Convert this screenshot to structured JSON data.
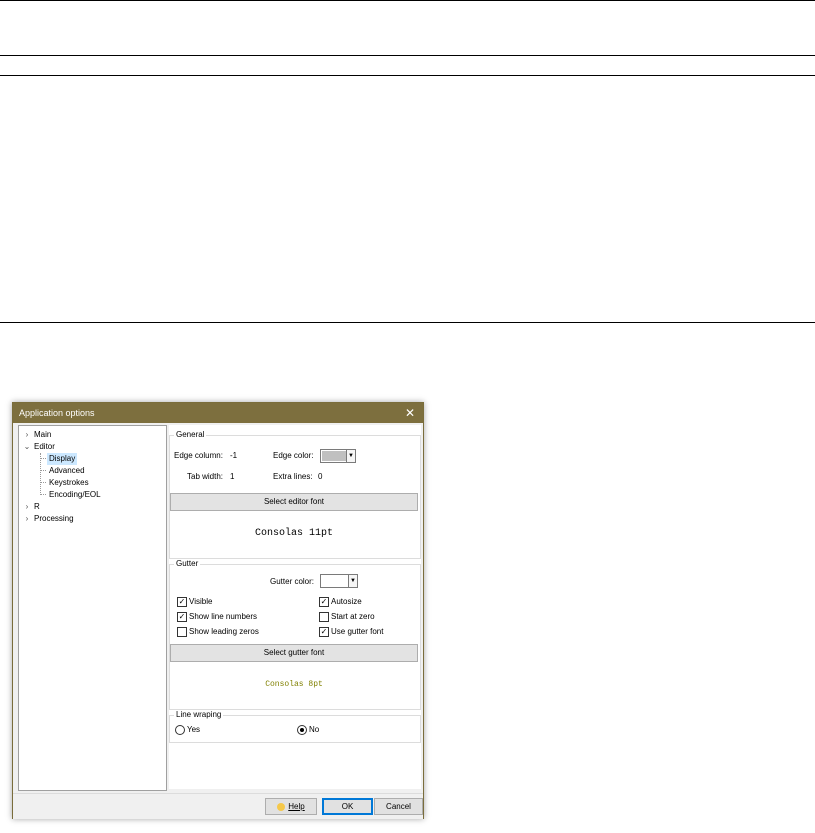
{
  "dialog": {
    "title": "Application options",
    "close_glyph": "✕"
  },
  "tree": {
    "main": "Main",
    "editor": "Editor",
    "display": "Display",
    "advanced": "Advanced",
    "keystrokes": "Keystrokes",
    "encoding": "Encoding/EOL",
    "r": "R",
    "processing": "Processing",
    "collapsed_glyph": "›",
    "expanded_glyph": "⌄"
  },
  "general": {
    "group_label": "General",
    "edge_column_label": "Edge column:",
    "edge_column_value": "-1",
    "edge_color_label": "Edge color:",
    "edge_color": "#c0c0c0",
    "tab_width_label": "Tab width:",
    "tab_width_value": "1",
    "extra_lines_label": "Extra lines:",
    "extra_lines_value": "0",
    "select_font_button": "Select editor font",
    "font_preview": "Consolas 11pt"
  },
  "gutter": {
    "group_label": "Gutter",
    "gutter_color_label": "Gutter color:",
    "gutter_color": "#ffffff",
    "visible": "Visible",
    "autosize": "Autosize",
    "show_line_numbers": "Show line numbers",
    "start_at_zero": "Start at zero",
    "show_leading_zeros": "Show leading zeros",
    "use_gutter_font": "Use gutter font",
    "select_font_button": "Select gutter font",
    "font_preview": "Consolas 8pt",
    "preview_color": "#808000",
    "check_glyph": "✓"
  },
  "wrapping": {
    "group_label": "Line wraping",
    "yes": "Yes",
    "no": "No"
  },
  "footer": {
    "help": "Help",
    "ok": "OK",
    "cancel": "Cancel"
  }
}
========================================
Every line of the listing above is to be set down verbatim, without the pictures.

## [Response for this exercise]
Convert this screenshot to structured JSON data.
{
  "dialog": {
    "title": "Application options",
    "close_glyph": "✕"
  },
  "tree": {
    "main": "Main",
    "editor": "Editor",
    "display": "Display",
    "advanced": "Advanced",
    "keystrokes": "Keystrokes",
    "encoding": "Encoding/EOL",
    "r": "R",
    "processing": "Processing",
    "collapsed_glyph": "›",
    "expanded_glyph": "⌄"
  },
  "general": {
    "group_label": "General",
    "edge_column_label": "Edge column:",
    "edge_column_value": "-1",
    "edge_color_label": "Edge color:",
    "edge_color": "#c0c0c0",
    "tab_width_label": "Tab width:",
    "tab_width_value": "1",
    "extra_lines_label": "Extra lines:",
    "extra_lines_value": "0",
    "select_font_button": "Select editor font",
    "font_preview": "Consolas 11pt"
  },
  "gutter": {
    "group_label": "Gutter",
    "gutter_color_label": "Gutter color:",
    "gutter_color": "#ffffff",
    "visible": "Visible",
    "autosize": "Autosize",
    "show_line_numbers": "Show line numbers",
    "start_at_zero": "Start at zero",
    "show_leading_zeros": "Show leading zeros",
    "use_gutter_font": "Use gutter font",
    "select_font_button": "Select gutter font",
    "font_preview": "Consolas 8pt",
    "preview_color": "#808000",
    "check_glyph": "✓"
  },
  "wrapping": {
    "group_label": "Line wraping",
    "yes": "Yes",
    "no": "No"
  },
  "footer": {
    "help": "Help",
    "ok": "OK",
    "cancel": "Cancel"
  }
}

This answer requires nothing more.